Marin has provided mounting points galore on the main triangle of the Four Corners frame. Three full water bottle mounts on the downtube (two on top and one on the bottom), one full bottle on the seat tube, and three braze-ons under the top tube. All these braze-ons can be used to carry a shit load of bottles or have a bolt-on framebag made for the triangle. Marin provides a “map” of all the mounts for bagmakers on their website to make customization easier. There are also three-pack mounts on the fork and a mount on the top tube for a bolt on gas tank bag. There are also mounts on the fork and rear triangle for a rear rack and front/rear fenders.

Death to Front Derailleurs

The drivetrain on the Four Corners 2 has been upgraded to a 1x Sram Apex drivetrain.  The Apex levers are massive and take a bit to get used to, but they are quite comfortable and feel solid underhand. For those still hanging onto their love of 3×9 drivetrains check out the Four Corners 1. I love the simplicity of a 1x drivetrain and I’m happy to sacrifice a small amount of range for said simplicity even in a loaded touring situation.

Droppers and Drops

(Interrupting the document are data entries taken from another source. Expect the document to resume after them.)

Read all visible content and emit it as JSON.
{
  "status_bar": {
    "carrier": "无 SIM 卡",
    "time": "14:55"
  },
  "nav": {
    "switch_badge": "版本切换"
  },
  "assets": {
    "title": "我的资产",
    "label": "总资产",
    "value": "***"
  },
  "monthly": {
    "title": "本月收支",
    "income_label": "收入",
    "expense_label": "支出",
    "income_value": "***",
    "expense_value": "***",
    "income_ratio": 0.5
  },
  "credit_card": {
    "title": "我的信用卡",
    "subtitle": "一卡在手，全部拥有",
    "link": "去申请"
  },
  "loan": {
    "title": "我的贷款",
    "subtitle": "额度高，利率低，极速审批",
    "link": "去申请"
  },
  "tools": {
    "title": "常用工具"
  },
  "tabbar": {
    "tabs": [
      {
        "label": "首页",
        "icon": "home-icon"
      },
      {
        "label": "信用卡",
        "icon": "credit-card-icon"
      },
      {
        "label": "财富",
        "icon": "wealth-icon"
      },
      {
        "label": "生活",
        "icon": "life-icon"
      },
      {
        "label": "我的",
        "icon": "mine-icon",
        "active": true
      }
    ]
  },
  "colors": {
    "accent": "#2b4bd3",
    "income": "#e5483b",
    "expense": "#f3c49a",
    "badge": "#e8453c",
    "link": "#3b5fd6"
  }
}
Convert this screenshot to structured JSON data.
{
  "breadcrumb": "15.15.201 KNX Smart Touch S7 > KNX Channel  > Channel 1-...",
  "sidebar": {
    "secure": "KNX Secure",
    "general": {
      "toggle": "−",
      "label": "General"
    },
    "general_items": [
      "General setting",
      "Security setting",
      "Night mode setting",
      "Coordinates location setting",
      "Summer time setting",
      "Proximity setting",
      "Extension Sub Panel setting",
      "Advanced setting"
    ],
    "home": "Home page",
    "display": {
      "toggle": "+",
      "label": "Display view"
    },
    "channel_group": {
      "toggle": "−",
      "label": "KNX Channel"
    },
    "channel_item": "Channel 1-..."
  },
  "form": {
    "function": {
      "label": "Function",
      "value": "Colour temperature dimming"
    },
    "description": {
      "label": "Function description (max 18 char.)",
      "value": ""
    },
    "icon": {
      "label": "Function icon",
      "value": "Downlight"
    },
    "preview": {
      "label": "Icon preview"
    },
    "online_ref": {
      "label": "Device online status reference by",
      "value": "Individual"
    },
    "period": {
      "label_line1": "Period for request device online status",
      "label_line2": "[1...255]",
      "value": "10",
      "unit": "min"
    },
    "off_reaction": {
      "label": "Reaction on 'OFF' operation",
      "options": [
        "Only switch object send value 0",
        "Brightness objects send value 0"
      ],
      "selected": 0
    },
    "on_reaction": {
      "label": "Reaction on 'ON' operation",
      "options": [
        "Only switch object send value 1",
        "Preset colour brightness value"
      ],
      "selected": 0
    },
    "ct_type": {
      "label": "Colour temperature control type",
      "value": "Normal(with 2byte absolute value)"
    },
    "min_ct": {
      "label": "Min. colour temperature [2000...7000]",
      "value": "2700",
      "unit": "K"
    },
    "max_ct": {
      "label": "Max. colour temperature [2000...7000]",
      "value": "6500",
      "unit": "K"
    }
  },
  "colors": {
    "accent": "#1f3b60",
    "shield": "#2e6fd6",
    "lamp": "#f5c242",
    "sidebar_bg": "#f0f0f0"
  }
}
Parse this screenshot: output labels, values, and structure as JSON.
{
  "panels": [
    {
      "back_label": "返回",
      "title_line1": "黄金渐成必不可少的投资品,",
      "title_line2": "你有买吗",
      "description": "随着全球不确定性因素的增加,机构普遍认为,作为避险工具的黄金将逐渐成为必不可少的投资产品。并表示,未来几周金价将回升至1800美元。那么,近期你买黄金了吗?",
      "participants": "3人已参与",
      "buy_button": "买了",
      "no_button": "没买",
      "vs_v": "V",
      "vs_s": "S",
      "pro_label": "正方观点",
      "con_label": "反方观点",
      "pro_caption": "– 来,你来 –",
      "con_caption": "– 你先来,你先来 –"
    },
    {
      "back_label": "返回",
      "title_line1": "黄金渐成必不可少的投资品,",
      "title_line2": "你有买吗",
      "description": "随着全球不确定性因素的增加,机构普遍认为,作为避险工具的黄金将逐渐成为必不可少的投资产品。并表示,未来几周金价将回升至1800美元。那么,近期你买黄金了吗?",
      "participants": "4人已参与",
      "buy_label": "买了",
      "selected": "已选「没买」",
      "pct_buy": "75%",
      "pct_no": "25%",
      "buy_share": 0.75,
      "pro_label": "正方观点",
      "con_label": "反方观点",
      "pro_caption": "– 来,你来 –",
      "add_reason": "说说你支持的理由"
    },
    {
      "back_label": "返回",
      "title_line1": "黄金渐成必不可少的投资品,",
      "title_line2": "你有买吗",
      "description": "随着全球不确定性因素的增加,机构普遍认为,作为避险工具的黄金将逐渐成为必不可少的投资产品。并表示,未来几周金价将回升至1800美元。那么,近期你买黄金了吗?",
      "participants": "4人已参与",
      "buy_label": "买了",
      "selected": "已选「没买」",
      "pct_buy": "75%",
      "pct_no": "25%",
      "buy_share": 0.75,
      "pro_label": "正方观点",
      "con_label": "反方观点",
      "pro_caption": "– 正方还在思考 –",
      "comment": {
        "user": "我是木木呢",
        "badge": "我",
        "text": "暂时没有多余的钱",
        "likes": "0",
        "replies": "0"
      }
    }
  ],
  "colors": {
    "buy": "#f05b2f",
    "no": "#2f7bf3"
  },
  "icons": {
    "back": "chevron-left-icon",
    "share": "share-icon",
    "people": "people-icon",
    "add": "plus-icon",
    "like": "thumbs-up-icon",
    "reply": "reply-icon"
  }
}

The  Four Corners frame now accommodates a dropper post with internal routing through the bottom of the seat tube. You will be limited to a 27.2 dropper which doesn’t leave a ton of options but it’s a touring bike, not a mountain bike. The bar width has modernized as well, ranging from 40-48cm wide depending on size from XS to XL. My large frame came with 46 cm bars which seem barely wide enough in this day and age, but comfortable nonetheless. The wider bars allow more space for stem bags without crowding out hand positions.

No More Tubes Please

The rims and tires on the Four Corners 2 are tubeless compatible but will ship with tubes. You may fave your favorite local shop tape your rims up and you will be ready for any goat heads that your cross paths with. Equipped stock with 700 x 44c tires the bike feels capable on and off road. The frame seems to have plenty of clearance for up to a narrower XC MTB tire, though legally it only clears a 700 x 50c.

Geometrically Speaking

When we look at the geo across the size run we see a large jump from Small to Medium. This is where we have the jump from 650b to 700c wheels. We see steeper seat tubes and slacker headtube angles on the smaller sizes as well. The 650b (XS and S) bikes have a 70 degree HT angle with the 700c versions receiving a 71 degree HT angle. The seat tube angle also changes throughout the size from 74.5 degrees on the XS to 72 degrees on the XL. Many other numbers like, chainstay length, crank length, fork offset, and bottom bracket height stay consistent throughout the models that share a wheel size.

If it Were Mine

Like I said before I’d love to get an XL in this bike and slam the stem while maintaining a gloriously high stack height. The fact that the frame uses a straight 1 ⅛” straight steerer will negate many carbon fork upgrade options. This bike is just crying out for a massive framebag, which due to the large measurements will almost certainly need to be custom sewn. I threw on a Tumbleweed T rack and some Road Runner panniers to mock up a dreamy all-road touring setup, but imagine a framebag too. I’d try to squeeze some 2.1” tires in the frame as well as swap some wider drop bars and call it a day.


  • Great Value at $2k
  • Plenty of points to mount water bottles, bags, and racks
  • Good tire clearance at 700 x 50c
  • Tall stack height creates a comfortable riding position
  • Size-specific geometry and wheel sizing


  • 1 1/8″ straight headtube limits fork upgrade options


I was thoroughly impressed with my short time with the Marin Four Corners 2. Marin flies under the radar with their very value-focused bikes. For the same price as a Surly Disc Trucker, I’d choose the Four Corners every time. I am rarely enticed by the idea of doing a roadish cycling tour these days, but if I were to go on such a tour the Four Corners would be my bike of choice for sure.